When implementing test automation, tracking its effectiveness and business impact is the bedrock of heading in the right direction. QA metrics such as:
- The number of passed/failed test cases and spotted defects.
- Time required to execute automated suites.
- Frequency of test failures.
- Tests and system logs.
help provide insight into all automated test cases across delivery pipelines, determine areas prone to failures, and identify better ways of writing test cases.
5. Do care of test documentation and reporting
To increase the transparency of a testing process, provide a detailed overview of planned QA activities, or help developers faster identify the root cause of test failures, organizations should carefully maintain test documentation ― from quality management plans to test reports. This approach will also streamline the onboarding of new test automation team members.
4 Don’ts or What Negatively Impacts Test Automation Outcomes
On the way to reaching fast delivery, scalability, and optimization of resources, organizations should be careful with spreading test automation practice and keep from going to extremes.
1. Don’t overdo DevOps automation
Striking a balance is the key.
First, automation is about bringing technology around manual processes to make them repeatable. If the manual processes have a poor establishment, companies only make them fulfill quicker. So, do primarily focus on tuning them accurately.
Secondly, to each their own, your business is unique. Test automation solutions uniting too many tools may be a silver bullet to some companies and a disaster for yours. Only by fully understanding requirements for entire software development and identifying processes that can be automated, businesses then can select a fit-for-purpose approach.
2. Don’t eliminate manual testing completely
Focusing on 100% automation may be the wrong way. Attempting to automate all the features can lead to money and effort loss with no value for businesses. Test automation is, first of all, a tool used to strengthen manual testing. There always will be scenarios that must be manual ― those that refer to exploratory testing to examine system behavior, usability testing to deliver engaging design and build credibility, ad-hoc testing to spot defects that rarely occur when sticking to a formal process, and others.
3. Don’t follow the false economy
I’ve already mentioned that costs that companies spend on tools should correlate with their budget.
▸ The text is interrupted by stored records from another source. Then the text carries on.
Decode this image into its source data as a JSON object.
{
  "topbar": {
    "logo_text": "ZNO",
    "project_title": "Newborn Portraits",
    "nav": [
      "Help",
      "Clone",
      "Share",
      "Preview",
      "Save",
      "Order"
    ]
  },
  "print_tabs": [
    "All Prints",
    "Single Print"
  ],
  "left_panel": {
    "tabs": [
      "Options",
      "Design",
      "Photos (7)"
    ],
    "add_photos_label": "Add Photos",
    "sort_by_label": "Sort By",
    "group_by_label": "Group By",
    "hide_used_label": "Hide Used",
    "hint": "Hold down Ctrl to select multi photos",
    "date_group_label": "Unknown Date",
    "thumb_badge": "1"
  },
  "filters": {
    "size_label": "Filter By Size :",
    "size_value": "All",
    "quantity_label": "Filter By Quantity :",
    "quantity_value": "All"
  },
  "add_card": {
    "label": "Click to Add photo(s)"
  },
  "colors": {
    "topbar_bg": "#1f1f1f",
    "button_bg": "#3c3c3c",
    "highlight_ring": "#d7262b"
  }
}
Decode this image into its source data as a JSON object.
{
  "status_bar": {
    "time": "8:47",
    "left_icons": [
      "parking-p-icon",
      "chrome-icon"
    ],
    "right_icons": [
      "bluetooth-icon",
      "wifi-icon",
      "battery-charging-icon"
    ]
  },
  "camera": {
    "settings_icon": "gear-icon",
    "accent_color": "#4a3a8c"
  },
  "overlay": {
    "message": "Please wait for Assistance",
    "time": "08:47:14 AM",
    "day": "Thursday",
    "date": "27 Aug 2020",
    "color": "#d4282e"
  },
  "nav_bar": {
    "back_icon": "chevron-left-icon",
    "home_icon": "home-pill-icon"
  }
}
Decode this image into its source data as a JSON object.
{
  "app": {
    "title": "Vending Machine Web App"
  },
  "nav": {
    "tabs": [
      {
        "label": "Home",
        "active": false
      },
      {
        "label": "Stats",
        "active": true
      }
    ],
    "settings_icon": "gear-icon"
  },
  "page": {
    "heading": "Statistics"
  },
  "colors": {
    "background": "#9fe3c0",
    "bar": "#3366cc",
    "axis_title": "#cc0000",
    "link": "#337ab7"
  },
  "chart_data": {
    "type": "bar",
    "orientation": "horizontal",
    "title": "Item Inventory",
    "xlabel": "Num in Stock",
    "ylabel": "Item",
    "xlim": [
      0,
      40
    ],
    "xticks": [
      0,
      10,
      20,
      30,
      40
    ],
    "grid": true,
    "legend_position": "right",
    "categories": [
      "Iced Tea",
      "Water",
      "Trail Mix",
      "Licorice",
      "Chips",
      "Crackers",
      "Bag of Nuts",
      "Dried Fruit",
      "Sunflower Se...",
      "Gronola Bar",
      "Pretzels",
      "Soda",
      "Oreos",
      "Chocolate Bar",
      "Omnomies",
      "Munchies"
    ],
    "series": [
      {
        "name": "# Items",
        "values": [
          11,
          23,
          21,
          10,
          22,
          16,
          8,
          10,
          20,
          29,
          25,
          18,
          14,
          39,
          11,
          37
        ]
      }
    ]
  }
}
But trying to economize on them may cause inconvenience. Why?
Yes, open-source solutions are widely marketed. However, they require teams to apply good technical skills when handling the tool in case of any issues as no official support is provided.
Another factor is functional limitations due to no licensing fees, so companies should fully realize the goals and features required to achieve them. Often, the combination of commercial and open-source solutions contributes to meeting the targets.
4. Don’t start with automating voluminous tasks
Instead, focus on smaller parts first. When automating large projects, reorganizing and prioritizing them into smaller tasks help significantly save testing time and avoid critical issues that can cause temporary disruption. Implement test automation step by step, paying attention to the priorities and measurement of its effectiveness.
Test Automation Success in DevOps
Within DevOps culture, quality has become the shared responsibility of all team members who often gravitate towards applying test automation to briskly ship code changes, receive feedback, and tweak solutions to perfection.
However, implementing it in DevOps may be a tricky task. To embrace automation with confidence, companies may focus on the following best practices:
- Do engage right-skilled specialists.
- Do select a fit-for-purpose toolkit.
- Do continuously maintain test automation suites.
- Do focus on metrics to monitor progress.
- Do care of test documentation and reporting.
At the same time, QA teams can succeed faster by avoiding common mistakes and:
- Not overdoing DevOps automation.
- Not eliminating manual testing completely.
- Not following false economy.
- Not starting with automating voluminous tasks.
By following these rules, organizations can guarantee a pervasive quality assurance process, accelerate product delivery, and reduce operational costs.
Opinions expressed by DZone contributors are their own.